In the last couple of years, a lot of industries have been working hard at inclusion for women, especially in Leadership positions, this clamour for inclusion is something that should also be at the forefront for African women and the crucial place for achieving that growth is through the media. Running For Creative Girls has put me in a state of constant awe of the awesome things women are creating in different parts of the world.
Sharing the stories of African Women is essential, especially in a culture that silences women. These stories are becoming the backbone of everything that we do. Knowing and being more and more conscious of the fact that storytelling is a powerful tool for changing and channeling a continent and a world that is geared towards positivity, empowerment and women emancipation. We need to own our narrative and tell our stories, build campaigns that showcase our own growth, processes, and glory.
This need for a great point of convergence for African women is what Eliza Anyangwe saw and then decided to create a space that fills that need. Eliza created The Nziga Effect, a digital platform, and annual gathering to celebrate African women’s stories.
The Nziga Effect is named after Nzinga Mbandi, a 17th-century queen in what is now Angola, who managed to escape the “warrior queen” box that African women leaders in history are traditionally put in. Here was a woman who was fierce, yes, but she was also multilingual, a strategist and a diplomat. Reading Nzinga’s story inspired Eliza and she began to wonder: how would the narrative about Africa and its place in the world change if we knew more Nzingas? How would knowing our stories change us as women?
The African proverb “Until the lion can tell her own story, every tale will glorify the hunter.” is the guiding line for Eliza Anyangwe as she runs Nzinga Effect.
Eliza Anyangwe is a Cameroon-born, London-based writer, editor, and moderator. She was formerly at the Guardian. She joined the Guardian in 2008 as an editorial assistant on the award-winning Katine Project and in 2012, became editor of the Guardian’s Global Development Professionals Network.
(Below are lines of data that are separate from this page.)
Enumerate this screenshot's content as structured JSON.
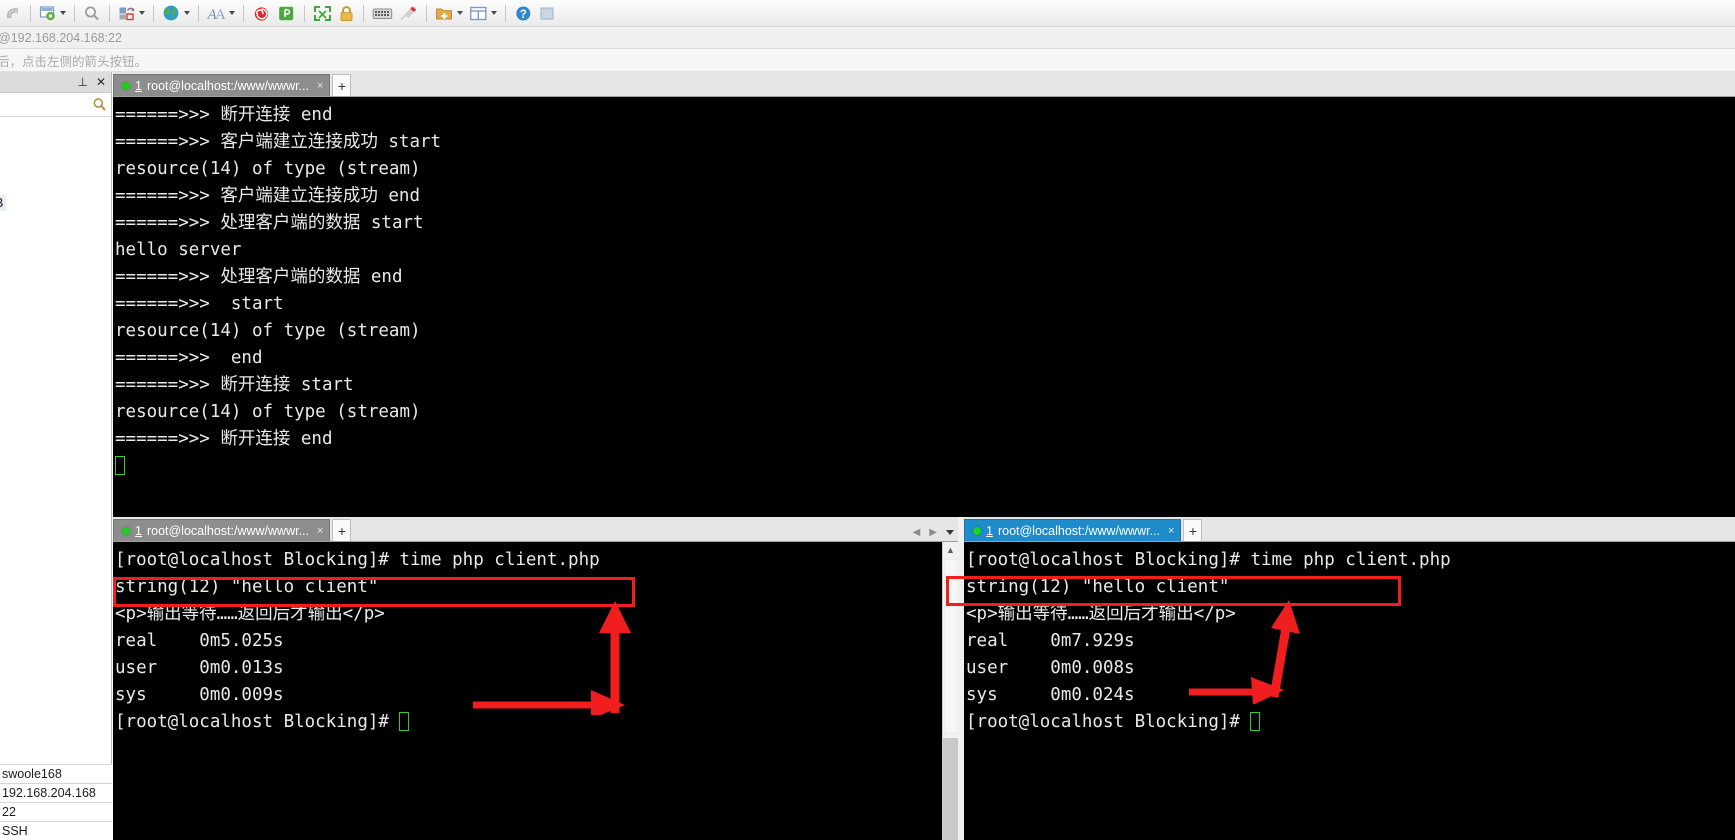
{
  "toolbar": {
    "icons": [
      {
        "name": "back-icon",
        "label": "Back"
      },
      {
        "name": "session-settings-icon",
        "label": "Session Options",
        "caret": true
      },
      {
        "name": "search-icon",
        "label": "Find"
      },
      {
        "name": "transfer-icon",
        "label": "Transfer",
        "caret": true
      },
      {
        "name": "globe-icon",
        "label": "Web Browse",
        "caret": true
      },
      {
        "name": "font-icon",
        "label": "Font",
        "caret": true
      },
      {
        "name": "snail-icon",
        "label": "Snail"
      },
      {
        "name": "plugin-icon",
        "label": "Plugin"
      },
      {
        "name": "fullscreen-icon",
        "label": "Full Screen"
      },
      {
        "name": "lock-icon",
        "label": "Lock"
      },
      {
        "name": "keyboard-icon",
        "label": "Keyboard"
      },
      {
        "name": "pen-icon",
        "label": "Edit"
      },
      {
        "name": "new-folder-icon",
        "label": "New",
        "caret": true
      },
      {
        "name": "layout-icon",
        "label": "Layout",
        "caret": true
      },
      {
        "name": "help-icon",
        "label": "Help"
      },
      {
        "name": "overflow-icon",
        "label": "More"
      }
    ]
  },
  "address_bar": {
    "text": "@192.168.204.168:22"
  },
  "hint_bar": {
    "text": "后，点击左侧的箭头按钮。"
  },
  "sidebar": {
    "pin_label": "⊥",
    "close_label": "✕",
    "search_placeholder": "",
    "search_icon": "search-icon",
    "tree_item": "B",
    "properties": [
      "swoole168",
      "192.168.204.168",
      "22",
      "SSH"
    ]
  },
  "top_pane": {
    "tab": {
      "number": "1",
      "title": "root@localhost:/www/wwwr...",
      "close": "×",
      "status_color": "#1fd01f"
    },
    "add_tab_label": "+",
    "terminal_lines": [
      "======>>> 断开连接 end",
      "======>>> 客户端建立连接成功 start",
      "resource(14) of type (stream)",
      "======>>> 客户端建立连接成功 end",
      "======>>> 处理客户端的数据 start",
      "hello server",
      "======>>> 处理客户端的数据 end",
      "======>>>  start",
      "resource(14) of type (stream)",
      "======>>>  end",
      "======>>> 断开连接 start",
      "resource(14) of type (stream)",
      "======>>> 断开连接 end"
    ]
  },
  "bottom_left_pane": {
    "tab": {
      "number": "1",
      "title": "root@localhost:/www/wwwr...",
      "close": "×",
      "status_color": "#1fd01f"
    },
    "add_tab_label": "+",
    "nav_prev": "◀",
    "nav_next": "▶",
    "terminal_lines": [
      "[root@localhost Blocking]# time php client.php",
      "string(12) \"hello client\"",
      "<p>输出等待……返回后才输出</p>",
      "real    0m5.025s",
      "user    0m0.013s",
      "sys     0m0.009s",
      "[root@localhost Blocking]# "
    ],
    "highlighted_line_index": 2,
    "timings": {
      "real": "0m5.025s",
      "user": "0m0.013s",
      "sys": "0m0.009s"
    }
  },
  "bottom_right_pane": {
    "tab": {
      "number": "1",
      "title": "root@localhost:/www/wwwr...",
      "close": "×",
      "status_color": "#1fd01f",
      "active": true
    },
    "add_tab_label": "+",
    "terminal_lines": [
      "[root@localhost Blocking]# time php client.php",
      "string(12) \"hello client\"",
      "<p>输出等待……返回后才输出</p>",
      "real    0m7.929s",
      "user    0m0.008s",
      "sys     0m0.024s",
      "[root@localhost Blocking]# "
    ],
    "highlighted_line_index": 2,
    "timings": {
      "real": "0m7.929s",
      "user": "0m0.008s",
      "sys": "0m0.024s"
    }
  },
  "annotations": {
    "highlight_color": "#f01e1e",
    "arrow_color": "#f01e1e"
  }
}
After going freelance in 2014, Eliza spent a year covering the transition from MDGs to SDGs for the Guardian as well as writing and commissioning for Guardian Opinion, and working as a producer on CNN Africa.
Today, Eliza is the founder of The Nzinga Effect, a digital publication, and communications agency focused on African women’s stories; guest lecturer on the international relations and communications program at IULM in Milan, and a fellow of the Royal Society for the Arts.
Follow The Nzinga Effect on Twitter, Instagram and on their Website.
Image Credit: Guardian and Flickr